How do I export (download) a source's data?

To export metadata, points, or annotations, first go to the source's Images page:

Once you're on that page, locate the "Image Actions" box below the grid of images:

In the first box, select 'Export'. In the second box, select the export type you want (depending on the type, you may also see additional options). In the third box, choose whether you want to export data for all image search results, or just the results on that page. Click 'Go' to proceed with the export (this may take a long time to finish). To read more details about each export type, click the yellow button with the '?'.

How do I export (download) the image files themselves?

Unfortunately, for now, you can only download image files one at a time by visiting each image individually.

I can't find my preferred label short-code among the existing labels. Should I create a new label?

In general, no. The short code you see on the site-wide label list is only a default. Short codes can be customized on a per-source basis.

Once you add some labels to your source's labelset, you should see an "Edit (customize) label codes" link near the bottom of your source's Labelset page:

Click that link to start editing the label codes for your source's labelset:

So, when should you create a new label? When you can't find an existing label that semantically represents the same concept you want to label, based on the label's full name and description.

When does CoralNet decide to train a new classifier? Do I have to do something to trigger it?

The first classifier is trained once the source has at least 20 images with 'Confirmed' status. An image becomes confirmed when all of its points have confirmed annotations (should say "All Done" in the annotation tool).

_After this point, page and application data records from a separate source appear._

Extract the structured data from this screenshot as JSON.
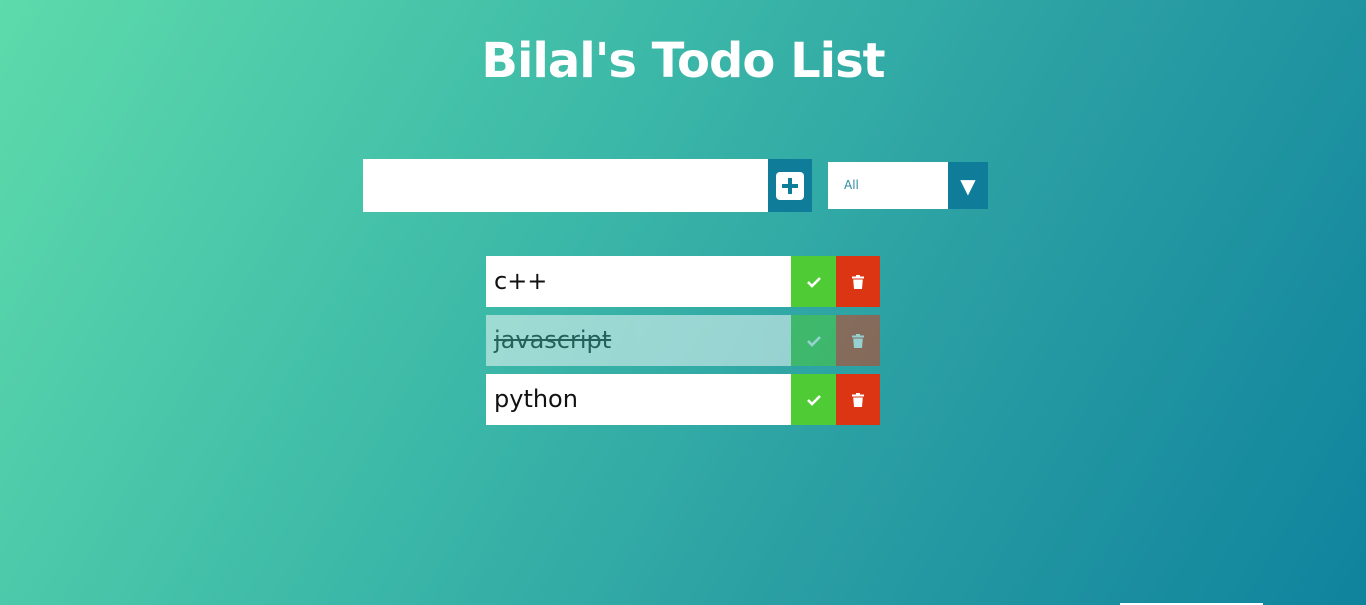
{
  "header": {
    "title": "Bilal's Todo List"
  },
  "form": {
    "input_value": "",
    "input_placeholder": "",
    "add_icon": "plus-square-icon"
  },
  "filter": {
    "selected": "All",
    "arrow_icon": "caret-down-icon"
  },
  "todos": [
    {
      "text": "c++",
      "completed": false
    },
    {
      "text": "javascript",
      "completed": true
    },
    {
      "text": "python",
      "completed": false
    }
  ],
  "colors": {
    "accent": "#0f7d99",
    "complete": "#4fcb35",
    "delete": "#dc3514",
    "gradient_start": "#5ddbab",
    "gradient_end": "#0f839d"
  }
}
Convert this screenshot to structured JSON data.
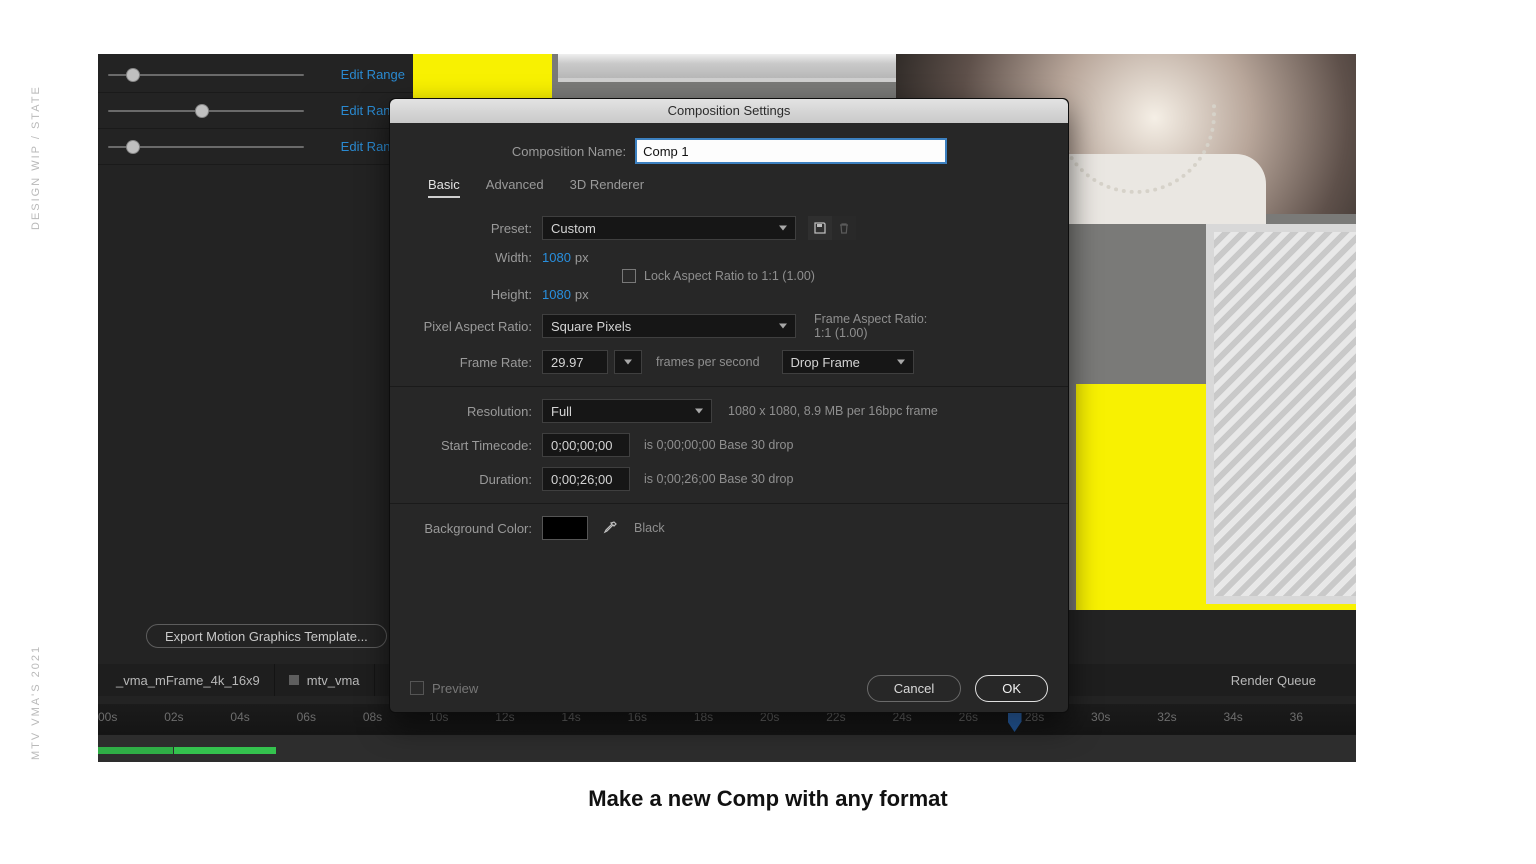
{
  "slide": {
    "side_top": "DESIGN WIP / STATE",
    "side_bottom": "MTV VMA's 2021",
    "caption": "Make a new Comp with any format"
  },
  "left_panel": {
    "rows": [
      {
        "thumb_pct": 13,
        "link": "Edit Range"
      },
      {
        "thumb_pct": 48,
        "link": "Edit Range"
      },
      {
        "thumb_pct": 13,
        "link": "Edit Range"
      }
    ],
    "export_button": "Export Motion Graphics Template..."
  },
  "comp_tabs": {
    "tab1": "_vma_mFrame_4k_16x9",
    "tab2": "mtv_vma",
    "render_queue": "Render Queue"
  },
  "time_ruler": {
    "marks": [
      "00s",
      "02s",
      "04s",
      "06s",
      "08s",
      "10s",
      "12s",
      "14s",
      "16s",
      "18s",
      "20s",
      "22s",
      "24s",
      "26s",
      "28s",
      "30s",
      "32s",
      "34s",
      "36"
    ],
    "cti_pct": 72.3
  },
  "dialog": {
    "title": "Composition Settings",
    "comp_name_label": "Composition Name:",
    "comp_name_value": "Comp 1",
    "tabs": {
      "basic": "Basic",
      "advanced": "Advanced",
      "renderer": "3D Renderer"
    },
    "preset_label": "Preset:",
    "preset_value": "Custom",
    "width_label": "Width:",
    "width_value": "1080",
    "height_label": "Height:",
    "height_value": "1080",
    "px": "px",
    "lock_ar_label": "Lock Aspect Ratio to 1:1 (1.00)",
    "par_label": "Pixel Aspect Ratio:",
    "par_value": "Square Pixels",
    "frame_ar_label": "Frame Aspect Ratio:",
    "frame_ar_value": "1:1 (1.00)",
    "fr_label": "Frame Rate:",
    "fr_value": "29.97",
    "fr_unit": "frames per second",
    "drop_value": "Drop Frame",
    "res_label": "Resolution:",
    "res_value": "Full",
    "res_hint": "1080 x 1080, 8.9 MB per 16bpc frame",
    "start_tc_label": "Start Timecode:",
    "start_tc_value": "0;00;00;00",
    "start_tc_hint": "is 0;00;00;00  Base 30  drop",
    "dur_label": "Duration:",
    "dur_value": "0;00;26;00",
    "dur_hint": "is 0;00;26;00  Base 30  drop",
    "bg_label": "Background Color:",
    "bg_name": "Black",
    "preview_label": "Preview",
    "cancel": "Cancel",
    "ok": "OK"
  }
}
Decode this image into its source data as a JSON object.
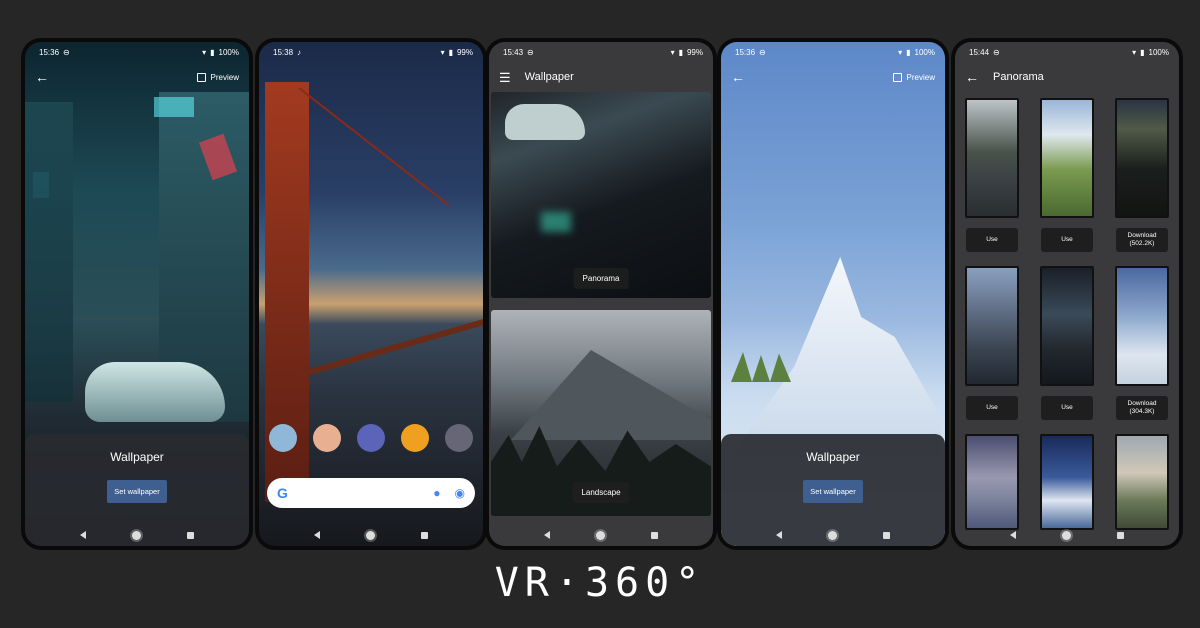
{
  "caption": "VR·360°",
  "phone1": {
    "status": {
      "time": "15:36",
      "battery": "100%"
    },
    "preview_label": "Preview",
    "panel_title": "Wallpaper",
    "set_button": "Set wallpaper"
  },
  "phone2": {
    "status": {
      "time": "15:38",
      "battery": "99%"
    },
    "dock_icons": [
      "weather-app-icon",
      "pig-app-icon",
      "game-app-icon",
      "calculator-app-icon",
      "storm-app-icon"
    ]
  },
  "phone3": {
    "status": {
      "time": "15:43",
      "battery": "99%"
    },
    "title": "Wallpaper",
    "tiles": [
      {
        "label": "Panorama"
      },
      {
        "label": "Landscape"
      }
    ]
  },
  "phone4": {
    "status": {
      "time": "15:36",
      "battery": "100%"
    },
    "preview_label": "Preview",
    "panel_title": "Wallpaper",
    "set_button": "Set wallpaper"
  },
  "phone5": {
    "status": {
      "time": "15:44",
      "battery": "100%"
    },
    "title": "Panorama",
    "items": [
      {
        "button": "Use"
      },
      {
        "button": "Use"
      },
      {
        "button": "Download\n(502.2K)"
      },
      {
        "button": "Use"
      },
      {
        "button": "Use"
      },
      {
        "button": "Download\n(304.3K)"
      },
      {
        "button": ""
      },
      {
        "button": ""
      },
      {
        "button": ""
      }
    ]
  },
  "colors": {
    "background": "#262626",
    "button_blue": "#3e5f8f",
    "dark_panel": "#28282e"
  }
}
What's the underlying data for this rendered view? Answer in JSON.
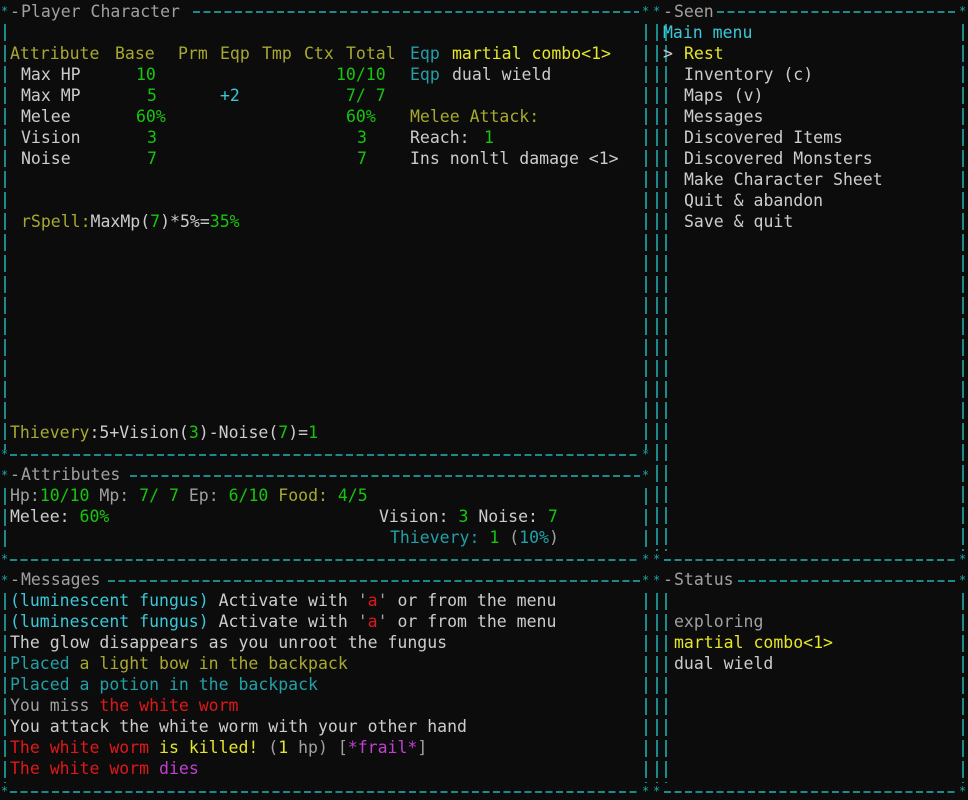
{
  "panels": {
    "player_character": {
      "title": "Player Character",
      "table_header": [
        "Attribute",
        "Base",
        "Prm",
        "Eqp",
        "Tmp",
        "Ctx",
        "Total"
      ],
      "rows": [
        {
          "name": "Max HP",
          "base": "10",
          "eqp": "",
          "total": "10/10"
        },
        {
          "name": "Max MP",
          "base": "5",
          "eqp": "+2",
          "total": "7/ 7"
        },
        {
          "name": "Melee",
          "base": "60%",
          "eqp": "",
          "total": "60%"
        },
        {
          "name": "Vision",
          "base": "3",
          "eqp": "",
          "total": "3"
        },
        {
          "name": "Noise",
          "base": "7",
          "eqp": "",
          "total": "7"
        }
      ],
      "equipment": [
        {
          "prefix": "Eqp",
          "name": "martial combo<1>"
        },
        {
          "prefix": "Eqp",
          "name": "dual wield"
        }
      ],
      "melee_attack": {
        "heading": "Melee Attack:",
        "reach_label": "Reach: ",
        "reach_value": "1",
        "effect": "Ins nonltl damage <1>"
      },
      "rspell": {
        "label": "rSpell",
        "sep": ":",
        "expr1": "MaxMp(",
        "arg": "7",
        "expr2": ")*5%=",
        "result": "35%"
      },
      "thievery": {
        "label": "Thievery",
        "sep": ":5+",
        "vision_label": "Vision",
        "paren_open1": "(",
        "vision_value": "3",
        "paren_close1": ")-",
        "noise_label": "Noise",
        "paren_open2": "(",
        "noise_value": "7",
        "paren_close2": ")=",
        "result": "1"
      }
    },
    "attributes": {
      "title": "Attributes",
      "hp_label": "Hp:",
      "hp_value": "10/10",
      "mp_label": " Mp: ",
      "mp_value": "7/ 7",
      "ep_label": " Ep: ",
      "ep_value": "6/10",
      "food_label": " Food: ",
      "food_value": "4/5",
      "melee_label": "Melee: ",
      "melee_value": "60%",
      "vision_label": "Vision: ",
      "vision_value": "3",
      "noise_label": " Noise: ",
      "noise_value": "7",
      "thievery_label": "Thievery: ",
      "thievery_value": "1",
      "thievery_pct_open": " (",
      "thievery_pct": "10%",
      "thievery_pct_close": ")"
    },
    "seen": {
      "title": "Seen",
      "menu_title": "Main menu",
      "cursor": ">",
      "items": [
        "Rest",
        "Inventory (c)",
        "Maps (v)",
        "Messages",
        "Discovered Items",
        "Discovered Monsters",
        "Make Character Sheet",
        "Quit & abandon",
        "Save & quit"
      ],
      "selected_index": 0
    },
    "messages": {
      "title": "Messages",
      "lines": [
        [
          {
            "t": "(luminescent fungus)",
            "c": "c"
          },
          {
            "t": " Activate with ",
            "c": "w"
          },
          {
            "t": "'",
            "c": "gr"
          },
          {
            "t": "a",
            "c": "r"
          },
          {
            "t": "'",
            "c": "gr"
          },
          {
            "t": " or from the menu",
            "c": "w"
          }
        ],
        [
          {
            "t": "(luminescent fungus)",
            "c": "c"
          },
          {
            "t": " Activate with ",
            "c": "w"
          },
          {
            "t": "'",
            "c": "gr"
          },
          {
            "t": "a",
            "c": "r"
          },
          {
            "t": "'",
            "c": "gr"
          },
          {
            "t": " or from the menu",
            "c": "w"
          }
        ],
        [
          {
            "t": "The glow disappears as you unroot the fungus",
            "c": "w"
          }
        ],
        [
          {
            "t": "Placed ",
            "c": "tc"
          },
          {
            "t": "a light bow in the backpack",
            "c": "o"
          }
        ],
        [
          {
            "t": "Placed a potion in the backpack",
            "c": "tc"
          }
        ],
        [
          {
            "t": "You miss ",
            "c": "gr"
          },
          {
            "t": "the white worm",
            "c": "r"
          }
        ],
        [
          {
            "t": "You attack the white worm with your other hand",
            "c": "w"
          }
        ],
        [
          {
            "t": "The white worm",
            "c": "r"
          },
          {
            "t": " is killed!",
            "c": "y"
          },
          {
            "t": " (",
            "c": "gr"
          },
          {
            "t": "1",
            "c": "y"
          },
          {
            "t": " hp) [",
            "c": "gr"
          },
          {
            "t": "*frail*",
            "c": "m"
          },
          {
            "t": "]",
            "c": "gr"
          }
        ],
        [
          {
            "t": "The white worm",
            "c": "r"
          },
          {
            "t": " dies",
            "c": "m"
          }
        ]
      ]
    },
    "status": {
      "title": "Status",
      "lines": [
        {
          "t": "exploring",
          "c": "gr"
        },
        {
          "t": "martial combo<1>",
          "c": "y"
        },
        {
          "t": "dual wield",
          "c": "w"
        }
      ]
    }
  },
  "colors": {
    "background": "#0c0c0c",
    "border": "#1a9a9a",
    "green": "#16c60c",
    "yellow": "#e5e52a",
    "olive": "#a8a830",
    "cyan": "#3ac8d8",
    "teal": "#22a0a8",
    "red": "#e01818",
    "magenta": "#c040d0",
    "white": "#cccccc",
    "gray": "#a0a0a0"
  }
}
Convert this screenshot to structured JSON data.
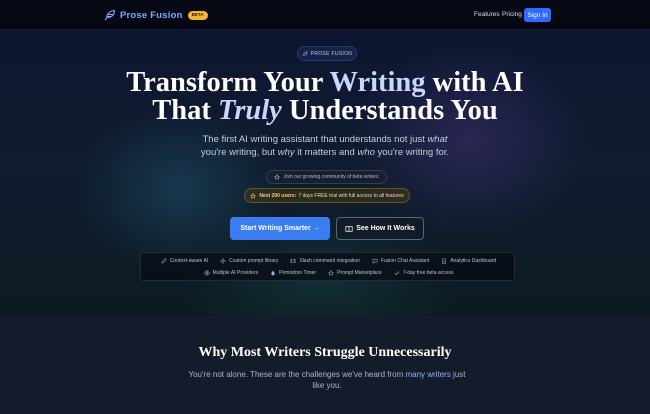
{
  "nav": {
    "brand": "Prose Fusion",
    "badge": "BETA",
    "links": [
      "Features",
      "Pricing"
    ],
    "signin": "Sign In"
  },
  "hero": {
    "pill": "PROSE FUSION",
    "headline": {
      "line1a": "Transform Your ",
      "line1b": "Writing",
      "line1c": " with AI",
      "line2a": "That ",
      "line2b": "Truly",
      "line2c": " Understands You"
    },
    "sub": {
      "p1": "The first AI writing assistant that understands not just ",
      "what": "what",
      "p2": " you're writing, but ",
      "why": "why",
      "p3": " it matters and ",
      "who": "who",
      "p4": " you're writing for."
    },
    "community": "Join our growing community of beta writers",
    "offer_bold": "Next 200 users:",
    "offer_rest": " 7 days FREE trial with full access to all features",
    "cta_primary": "Start Writing Smarter →",
    "cta_secondary": "See How It Works",
    "features_row1": [
      {
        "icon": "pen-icon",
        "label": "Context-aware AI"
      },
      {
        "icon": "sparkle-icon",
        "label": "Custom prompt library"
      },
      {
        "icon": "command-icon",
        "label": "Slash command integration"
      },
      {
        "icon": "chat-icon",
        "label": "Fusion Chat Assistant"
      },
      {
        "icon": "document-icon",
        "label": "Analytics Dashboard"
      }
    ],
    "features_row2": [
      {
        "icon": "globe-icon",
        "label": "Multiple AI Providers"
      },
      {
        "icon": "drop-icon",
        "label": "Pomodoro Timer"
      },
      {
        "icon": "star-icon",
        "label": "Prompt Marketplace"
      },
      {
        "icon": "check-icon",
        "label": "7-day free beta access"
      }
    ]
  },
  "section2": {
    "title": "Why Most Writers Struggle Unnecessarily",
    "sub_a": "You're not alone. These are the challenges we've heard from ",
    "sub_hl": "many writers",
    "sub_b": " just like you."
  },
  "colors": {
    "accent": "#3b7cf0",
    "brand_text": "#7aa7ff",
    "badge": "#f2b632",
    "offer_text": "#f4d27a"
  }
}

The next classifier training will occur when the number of confirmed images has increased by a factor of 1.1. For example, if the previous classifier training occurred at 100 confirmed images, then the next classifier training will occur when there are at least 100 x 1.1 = 110 confirmed images.

This doesn't mean that a new classifier will be saved after every 1.1x increase in confirmed images. The newly-trained classifier will only be kept if its accuracy is at least 1.01x better than the previous classifier. For example, if the old classifier gets 70% accuracy (tested on the evaluation set, which is 1/8 of the available confirmed images), then the new classifier must get at least 70.7% accuracy, otherwise the new classifier will be discarded.

How long does CoralNet take to train a new classifier?

Train time depends on the total number of confirmed images in the source (directly proportional), and the number of points in each image (roughly proportional to the square root). You can use this table to get a rough time estimate:

Points per image Train time per image (seconds)
10 1.1
20 1.6
50 2.5
100 3.6
200 5.1

If someone else is ahead of you in the backend processing queue, you may have to wait for other sources to get processed first, which may mean you have to wait additional hours or days.

Sometimes, something does break in the processing pipeline, and has to be fixed manually by us. If you have to wait over 4 days, you can ask us on the Google Group forum to see if something is wrong.

We are hoping to add some better status information on classifier training in the near future, such as a display which would tell you if your classifier is currently being trained, or tell you if you're waiting in the queue behind other sources.

There used to be an annotation statistics page with charts. Where did it go?

We needed to make a lot of changes to this page to keep it working in CoralNet Beta (2016), and we just didn't get around to it, so we removed the page for now. Hopefully it can make a return in the near future.